Fastcase Frequently Asked Questions
What is Fastcase?
Fastcase, a Washington D.C. based company, is the premiere American provider of online legal research.
Here's just some of what Fastcase includes:
- an easy-to-use search engine that allows both Boolean and natural-language searching;
- cases from the courts of review from Illinois and every other state, as well as U.S. Supreme and federal appellate and district court cases (users can search all jurisdictions at once);
- Illinois statutes;
- star pagination and double-column printing.
Is Fastcase available to all Illinois State Bar Association members free-of-charge?
Yes. It is brought to you by the ISBA Mutual Insurance Company.
How will I access Fastcase?
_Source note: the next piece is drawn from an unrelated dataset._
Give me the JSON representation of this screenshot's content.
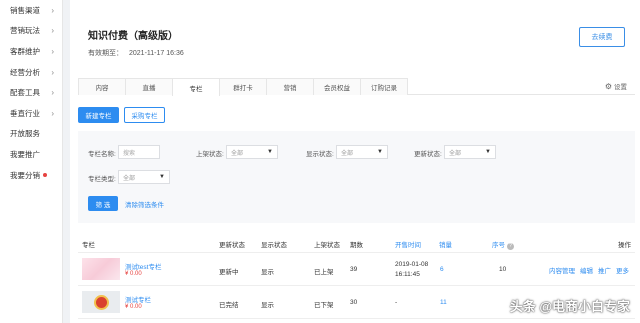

You may access Fastcase from any page in the Illinois State Bar Association's website by clicking on the Fastcase logo in the upper right of the page (it is also accessible through the Practice Tools menu). You will be asked to sign in (if you aren't logged in) and the will be taken straight to the Fastcase Quick Case Law Search Page.
Is there an app for that?
Will I need training to use Fastcase?
How current is the legal research database?
Fastcase updates its libraries daily, and they add most appellate cases in slip form to the system between 24 and 48 hours from their release by the court.
Can I Shepardize cases on Fastcase?
Fastcase's Authority Check feature displays a list of later-citing cases, as well as the text in which the citation occurs. Additionally, Fastcase recently released the Bad Law Bot which uses computer algorithms to detect when cases have been treated negatively in subsequent court cases. These cases will appear in the Fastcase database with a big red flag next to the party names. Bad Law Bot is great at identifying negative treatment, but as with Shepards or Keycite, attorneys should never entirely rely on any citator without consulting the sources.
What is Authority Check/Bad Law Bot?
Authority Check searches for other cases that cite your case and displays the results as a list of hyperlinked case names. This is a great research tool for finding related precedents, or to help determine the continuing value of a case as a precedent. In addition, you can use Authority Check on the Results page to sort search results in order of authority — with the most often-cited cases at the top of the list. Note that Authority Check only lists citing precedents in the Fastcase database.
The Bad Law Bot reads through the cases in the Authority Check report and analyzes the language the citing court uses in discussing the case. If it detects negative language was used in discussing your case, a big, red flag is posted on the case. In addition, you will see on the Authority Check Report a Bad Law Bot section highlighting the negative cases and the negative or neutral language it used that the Bad Law Bot thinks you need to know about.
What are Boolean searches, Natural language searches and Citation searches?
"Boolean" (or "keyword") searches are familiar to most Web users. They allow searchers to use terms such as AND, OR, NOT, ( ), " ", to find cases germane to a research question. Using "w/n" between two search terms (where n is a number) will find cases in which the two terms appear within n words of each other. Fastcase uses the "implied AND" search protocol, which means if there is no connector between search terms, it is treated as if the "AND" connector was used.
Natural language searches are much less precise, but are a good place to start if you don't have exact search terms. Natural Language searches return the best 100 results for your search, even if some of your terms don't appear in the results, or even if more than 100 cases contain your search terms. This search works well if you want to include certain words in your keyword search that might or might not appear in the result. For example, if you wanted to search for the phrase "Rule 11 sanctions for frivolous filing", a Boolean search, the search would only list cases using the word "frivolous", whereas a Natural Language search would return the most relevant 100 results, even if the word "frivolous" did not appear.
Citation searches should be used when you know the exact citation of the case you are looking for. Be sure to put in the volume number, the reporter identifier, and the first page of the case only (e.g., 700 F.2d 1). For more information, see the search tips, located underneath the search box, for a list of correct citation formats.
What if I need help?
You will be able to contact the Fastcase Customer Service Group by e-mail or by a toll free support number. The customer service desk is open 7 a.m. to 7 p.m. Central Time, Monday through Friday, and is offered free of charge as part of The Illinois State Bar Association member benefit. Please note that Fastcase customer service representatives cannot answer legal questions or provide legal advice.
Who do I contact if I have additional questions about the Fastcase service?
Please contact Fastcase Customer Service at 1866-773-2782 or email@example.com